  • Keratoconus: This problem occurs when the cornea eventually becomes too thin and stretches to form a corn-like bulge. 
  • Photokeratitis: This issue is caused when the eyes are exposed to excessive UV rays. In addition to halos, a person experiences headache, sensitivity to light, etc.
  • LASIK surgery: Halos can also occur as an aftereffect of LASIK surgery.
  • Dry eyes: Excessively dry eyes can make the surface irregular and cause the light to scatter, resulting in the formation of halos. 


That said, some other eye concerns that can result in lead to halos and glare include:


  • Nearsightedness, which causes far away objects to become blurry.
  • Farsightedness that leads to the blurred vision of the nearby objects.
  • Presbyopia progressively weakens the eye’s ability to focus on nearby objects.
  • Astigmatism occurs when the light does not evenly focus on the retina.

How can halos be treated or prevented?

Halos and glare can be treated with the help of prescriptive glasses and lenses coupled with advanced coatings to help clarify the vision. In some serious cases, surgery may be required to treat halos and glare issues. 


Anti-reflective lenses work best to protect issues such as halos and glare. Anti-reflective lenses specifically protect against bright dazzling rings of light and glare. These lenses have a thin, anti-reflective coating (called AR coating), which eliminates all types of reflections that can appear on the surface of the glasses. The coating prevents halos and glare on both the front and back of the glasses. 


Additionally, anti-reflective lenses are supported with an advanced ‘hydrophobic’ surface treatment, which helps to keep the anti-reflective coating in place and improve the longevity of the lenses. Moreover, this repels the water from the surface of the glasses. Thus, enhancing and sharpening overall vision. 


Anti-reflective glasses can be worn by people of all ages and gender for all purposes such as while reading, using digital screens, going out, driving, working under sunlight, etc. These glasses are also ideal for people that have eye issues such as nearsightedness and wear high-index lenses or UV protected lenses. 


Alternatively, to prevent halos and glare, it is important to eliminate the underlying causes. While cataracts cannot always be prevented, a few other eye issues can be avoided by maintaining good eye health, through:

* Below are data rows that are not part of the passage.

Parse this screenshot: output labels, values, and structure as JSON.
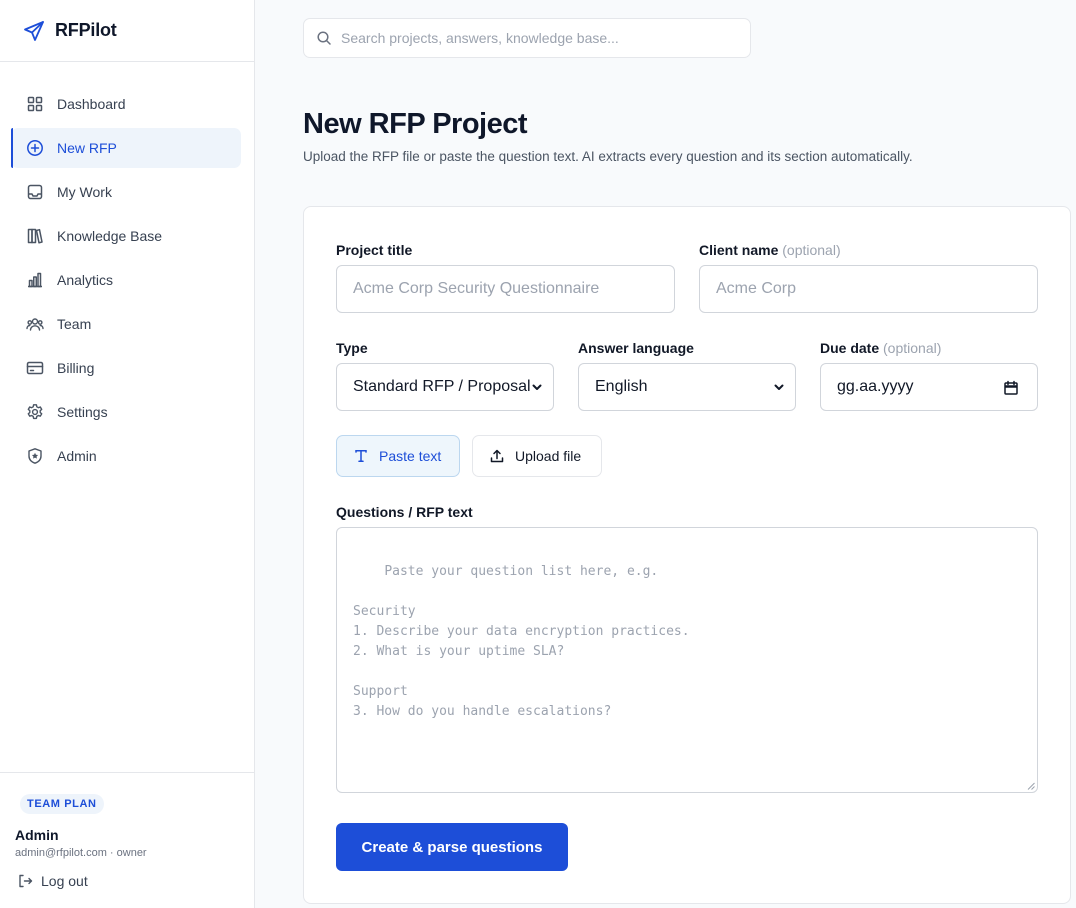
{
  "brand": {
    "name": "RFPilot",
    "icon": "paper-plane-icon",
    "accent": "#1d4ed8"
  },
  "sidebar": {
    "items": [
      {
        "label": "Dashboard",
        "icon": "grid-icon",
        "active": false
      },
      {
        "label": "New RFP",
        "icon": "plus-circle-icon",
        "active": true
      },
      {
        "label": "My Work",
        "icon": "inbox-icon",
        "active": false
      },
      {
        "label": "Knowledge Base",
        "icon": "books-icon",
        "active": false
      },
      {
        "label": "Analytics",
        "icon": "bar-chart-icon",
        "active": false
      },
      {
        "label": "Team",
        "icon": "users-icon",
        "active": false
      },
      {
        "label": "Billing",
        "icon": "credit-card-icon",
        "active": false
      },
      {
        "label": "Settings",
        "icon": "gear-icon",
        "active": false
      },
      {
        "label": "Admin",
        "icon": "shield-star-icon",
        "active": false
      }
    ],
    "plan": "TEAM PLAN",
    "user": {
      "name": "Admin",
      "meta": "admin@rfpilot.com · owner"
    },
    "logout": "Log out"
  },
  "search": {
    "placeholder": "Search projects, answers, knowledge base..."
  },
  "page": {
    "title": "New RFP Project",
    "subtitle": "Upload the RFP file or paste the question text. AI extracts every question and its section automatically."
  },
  "form": {
    "project_title": {
      "label": "Project title",
      "placeholder": "Acme Corp Security Questionnaire"
    },
    "client_name": {
      "label": "Client name",
      "optional": "(optional)",
      "placeholder": "Acme Corp"
    },
    "type": {
      "label": "Type",
      "value": "Standard RFP / Proposal"
    },
    "language": {
      "label": "Answer language",
      "value": "English"
    },
    "due_date": {
      "label": "Due date",
      "optional": "(optional)",
      "placeholder": "gg.aa.yyyy"
    },
    "modes": {
      "paste": "Paste text",
      "upload": "Upload file"
    },
    "questions": {
      "label": "Questions / RFP text",
      "placeholder": "Paste your question list here, e.g.\n\nSecurity\n1. Describe your data encryption practices.\n2. What is your uptime SLA?\n\nSupport\n3. How do you handle escalations?"
    },
    "submit": "Create & parse questions"
  }
}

  • Reducing exposure to harmful UV rays
  • Maintaining healthy blood sugar levels
  • Eating a healthy diet, inclusive of green leafy vegetables, and Vitamin C, Vitamin A, etc.
  • Maintaining a healthy body weight
  • Avoiding alcohol and tobacco


Moreover, regular eye examinations can help minimise the risk of eye disorders, which are a prime cause of halos and glare. 

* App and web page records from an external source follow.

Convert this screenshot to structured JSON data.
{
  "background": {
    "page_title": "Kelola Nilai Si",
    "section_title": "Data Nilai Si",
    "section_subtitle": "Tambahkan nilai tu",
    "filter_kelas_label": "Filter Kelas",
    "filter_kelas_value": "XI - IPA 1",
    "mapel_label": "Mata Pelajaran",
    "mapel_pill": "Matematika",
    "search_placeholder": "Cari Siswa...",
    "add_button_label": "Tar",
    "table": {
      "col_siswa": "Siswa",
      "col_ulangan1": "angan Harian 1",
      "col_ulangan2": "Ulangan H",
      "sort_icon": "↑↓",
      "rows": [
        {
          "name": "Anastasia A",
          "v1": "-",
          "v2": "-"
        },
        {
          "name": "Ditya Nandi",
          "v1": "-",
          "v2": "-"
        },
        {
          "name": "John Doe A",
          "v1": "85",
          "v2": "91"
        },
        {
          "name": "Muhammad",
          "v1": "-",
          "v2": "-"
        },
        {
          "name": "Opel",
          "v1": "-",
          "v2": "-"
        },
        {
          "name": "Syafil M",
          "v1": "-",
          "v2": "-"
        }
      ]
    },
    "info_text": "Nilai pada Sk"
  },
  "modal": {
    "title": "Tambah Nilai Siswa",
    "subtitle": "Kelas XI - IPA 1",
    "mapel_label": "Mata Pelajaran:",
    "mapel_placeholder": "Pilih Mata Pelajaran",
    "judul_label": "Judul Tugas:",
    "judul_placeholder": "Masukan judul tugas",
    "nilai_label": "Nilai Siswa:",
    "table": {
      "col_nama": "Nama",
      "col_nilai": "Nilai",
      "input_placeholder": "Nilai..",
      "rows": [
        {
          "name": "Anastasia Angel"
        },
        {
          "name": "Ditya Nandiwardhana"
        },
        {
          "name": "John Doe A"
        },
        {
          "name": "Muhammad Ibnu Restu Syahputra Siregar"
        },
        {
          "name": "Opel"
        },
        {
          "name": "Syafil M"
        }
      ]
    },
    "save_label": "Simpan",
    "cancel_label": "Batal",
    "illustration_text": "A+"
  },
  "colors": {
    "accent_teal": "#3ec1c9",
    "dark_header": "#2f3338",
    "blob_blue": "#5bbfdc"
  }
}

Should you visit an optician?

Yes, a person witnessing halos and glare, and resultant vision impairment should visit an optician to get the corrective glasses. Moreover, regular eye examinations can help prevent several eye disorders, which are a major cause of halos and glare. These check-ups help to detect eye issues in the earlier stages. And then help take corrective actions to ensure they do not result in eye vision problems, such as halos and glare. 


Are halos normal?

Generally, halos are the normal response of eyes towards bright lights. However, in some cases, they can occur because of an underlying eye issue, such as cataract, glaucoma, dry eyes, Keratoconus, Photokeratitis, etc. 

For people that experience halos and glare, along with other symptoms, such as pain, blurry vision, eye strain, and headache, it is important to get effective eye care as soon as possible.


How are halos formed?

Halos are formed when the light entering the eye diffracts or bends, rather than falling right on the eye surface. This hinders vision of the person, especially when exposed to bright and night lights. 


Can dry eyes cause rainbow halos?


Yes, dry eyes can cause rainbow halos because they affect the front surface of the eyes and make it irregular. This, in turn, scatters the light, resulting in the formation of rainbow halos, especially at night.